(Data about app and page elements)
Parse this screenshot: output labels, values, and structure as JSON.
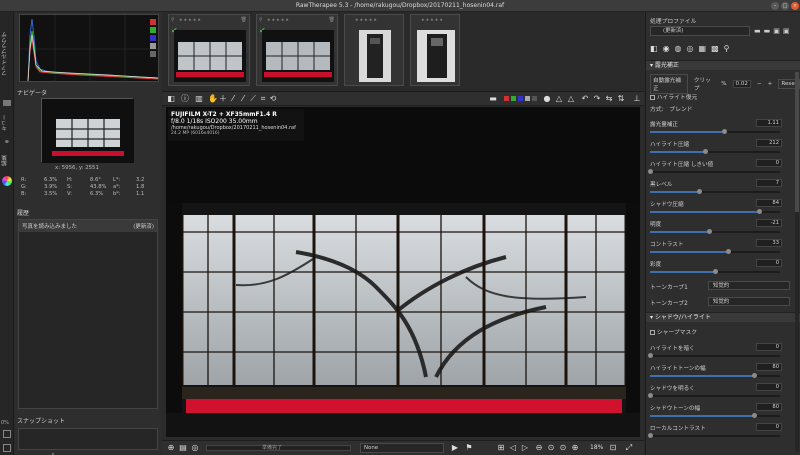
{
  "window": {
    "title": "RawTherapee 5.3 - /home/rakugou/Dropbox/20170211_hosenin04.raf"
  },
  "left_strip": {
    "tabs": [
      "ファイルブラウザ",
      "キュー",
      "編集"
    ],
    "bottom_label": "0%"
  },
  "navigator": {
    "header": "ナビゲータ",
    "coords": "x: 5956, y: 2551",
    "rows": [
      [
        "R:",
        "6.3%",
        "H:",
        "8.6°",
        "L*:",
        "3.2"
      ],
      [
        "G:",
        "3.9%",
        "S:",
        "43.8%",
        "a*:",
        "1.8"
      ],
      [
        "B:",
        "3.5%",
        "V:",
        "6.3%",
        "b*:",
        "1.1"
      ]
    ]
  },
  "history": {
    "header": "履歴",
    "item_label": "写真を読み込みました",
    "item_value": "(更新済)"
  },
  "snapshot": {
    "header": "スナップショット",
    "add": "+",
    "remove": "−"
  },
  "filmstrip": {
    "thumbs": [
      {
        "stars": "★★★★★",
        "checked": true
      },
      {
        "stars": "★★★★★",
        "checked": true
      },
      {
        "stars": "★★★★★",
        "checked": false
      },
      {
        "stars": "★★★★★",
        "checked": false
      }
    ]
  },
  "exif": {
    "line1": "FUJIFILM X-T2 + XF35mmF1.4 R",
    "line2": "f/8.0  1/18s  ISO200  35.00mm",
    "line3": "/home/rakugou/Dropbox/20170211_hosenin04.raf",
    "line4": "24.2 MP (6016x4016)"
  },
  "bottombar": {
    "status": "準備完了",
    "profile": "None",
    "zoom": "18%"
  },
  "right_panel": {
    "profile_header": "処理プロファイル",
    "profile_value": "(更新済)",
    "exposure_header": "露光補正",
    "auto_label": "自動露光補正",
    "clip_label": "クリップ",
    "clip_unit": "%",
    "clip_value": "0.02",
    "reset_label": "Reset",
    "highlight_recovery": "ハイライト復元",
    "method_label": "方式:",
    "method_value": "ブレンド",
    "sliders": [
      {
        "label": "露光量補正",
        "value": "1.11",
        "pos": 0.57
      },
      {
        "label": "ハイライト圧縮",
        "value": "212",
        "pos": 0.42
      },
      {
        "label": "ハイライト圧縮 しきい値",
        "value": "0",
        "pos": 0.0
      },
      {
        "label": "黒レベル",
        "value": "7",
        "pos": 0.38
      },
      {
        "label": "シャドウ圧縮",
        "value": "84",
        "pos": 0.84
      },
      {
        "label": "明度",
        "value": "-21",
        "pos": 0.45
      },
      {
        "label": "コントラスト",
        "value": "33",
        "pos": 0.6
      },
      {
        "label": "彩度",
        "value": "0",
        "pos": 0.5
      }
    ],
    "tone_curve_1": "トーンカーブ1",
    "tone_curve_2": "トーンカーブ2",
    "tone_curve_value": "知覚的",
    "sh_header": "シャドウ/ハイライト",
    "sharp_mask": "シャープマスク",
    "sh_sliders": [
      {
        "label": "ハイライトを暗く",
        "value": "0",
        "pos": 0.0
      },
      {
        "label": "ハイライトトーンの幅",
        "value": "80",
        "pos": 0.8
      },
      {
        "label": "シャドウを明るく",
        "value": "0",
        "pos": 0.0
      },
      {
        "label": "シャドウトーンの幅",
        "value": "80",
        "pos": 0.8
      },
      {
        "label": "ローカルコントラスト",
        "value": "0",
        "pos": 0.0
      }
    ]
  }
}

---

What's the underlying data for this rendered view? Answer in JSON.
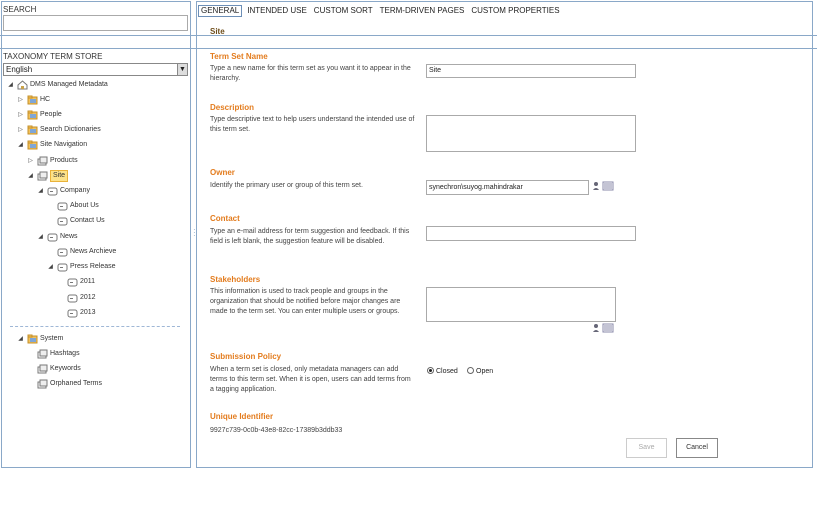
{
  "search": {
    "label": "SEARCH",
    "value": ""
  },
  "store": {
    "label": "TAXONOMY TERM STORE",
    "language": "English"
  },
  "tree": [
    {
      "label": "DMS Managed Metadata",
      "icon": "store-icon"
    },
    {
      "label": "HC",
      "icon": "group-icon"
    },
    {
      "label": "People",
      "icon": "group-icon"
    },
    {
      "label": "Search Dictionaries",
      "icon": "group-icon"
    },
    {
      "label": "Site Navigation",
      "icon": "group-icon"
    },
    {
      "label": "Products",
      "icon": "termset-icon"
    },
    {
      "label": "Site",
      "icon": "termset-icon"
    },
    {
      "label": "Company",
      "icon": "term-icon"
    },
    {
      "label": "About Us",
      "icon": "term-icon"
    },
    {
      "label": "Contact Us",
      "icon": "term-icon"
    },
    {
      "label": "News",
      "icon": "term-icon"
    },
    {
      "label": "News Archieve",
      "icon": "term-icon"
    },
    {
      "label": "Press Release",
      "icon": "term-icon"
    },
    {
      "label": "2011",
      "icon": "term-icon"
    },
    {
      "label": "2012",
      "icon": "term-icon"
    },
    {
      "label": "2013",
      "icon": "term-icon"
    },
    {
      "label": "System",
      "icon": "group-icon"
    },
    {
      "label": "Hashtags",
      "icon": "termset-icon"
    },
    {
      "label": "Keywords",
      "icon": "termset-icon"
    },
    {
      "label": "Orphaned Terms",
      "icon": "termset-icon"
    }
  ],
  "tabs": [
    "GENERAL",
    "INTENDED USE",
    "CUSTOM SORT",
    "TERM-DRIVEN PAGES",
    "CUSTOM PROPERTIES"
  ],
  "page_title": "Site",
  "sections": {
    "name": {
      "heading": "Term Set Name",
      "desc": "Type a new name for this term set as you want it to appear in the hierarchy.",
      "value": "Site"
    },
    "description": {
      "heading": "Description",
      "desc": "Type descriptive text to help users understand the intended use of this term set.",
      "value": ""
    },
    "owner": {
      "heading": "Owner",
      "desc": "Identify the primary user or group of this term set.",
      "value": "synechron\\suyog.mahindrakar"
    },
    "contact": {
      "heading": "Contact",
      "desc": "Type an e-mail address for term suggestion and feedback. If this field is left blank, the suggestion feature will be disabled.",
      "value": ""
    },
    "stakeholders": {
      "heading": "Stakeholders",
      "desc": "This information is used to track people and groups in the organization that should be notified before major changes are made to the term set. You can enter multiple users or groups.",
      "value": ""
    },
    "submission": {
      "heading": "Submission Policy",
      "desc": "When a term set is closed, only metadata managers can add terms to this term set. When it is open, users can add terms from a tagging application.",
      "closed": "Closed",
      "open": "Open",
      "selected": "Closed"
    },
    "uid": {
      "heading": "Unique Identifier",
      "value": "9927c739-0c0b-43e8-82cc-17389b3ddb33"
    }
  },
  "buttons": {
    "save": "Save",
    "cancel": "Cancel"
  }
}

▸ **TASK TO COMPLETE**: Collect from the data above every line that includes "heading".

▸ **YOUR SOLUTION**:
      "heading": "Term Set Name",
      "heading": "Description",
      "heading": "Owner",
      "heading": "Contact",
      "heading": "Stakeholders",
      "heading": "Submission Policy",
      "heading": "Unique Identifier",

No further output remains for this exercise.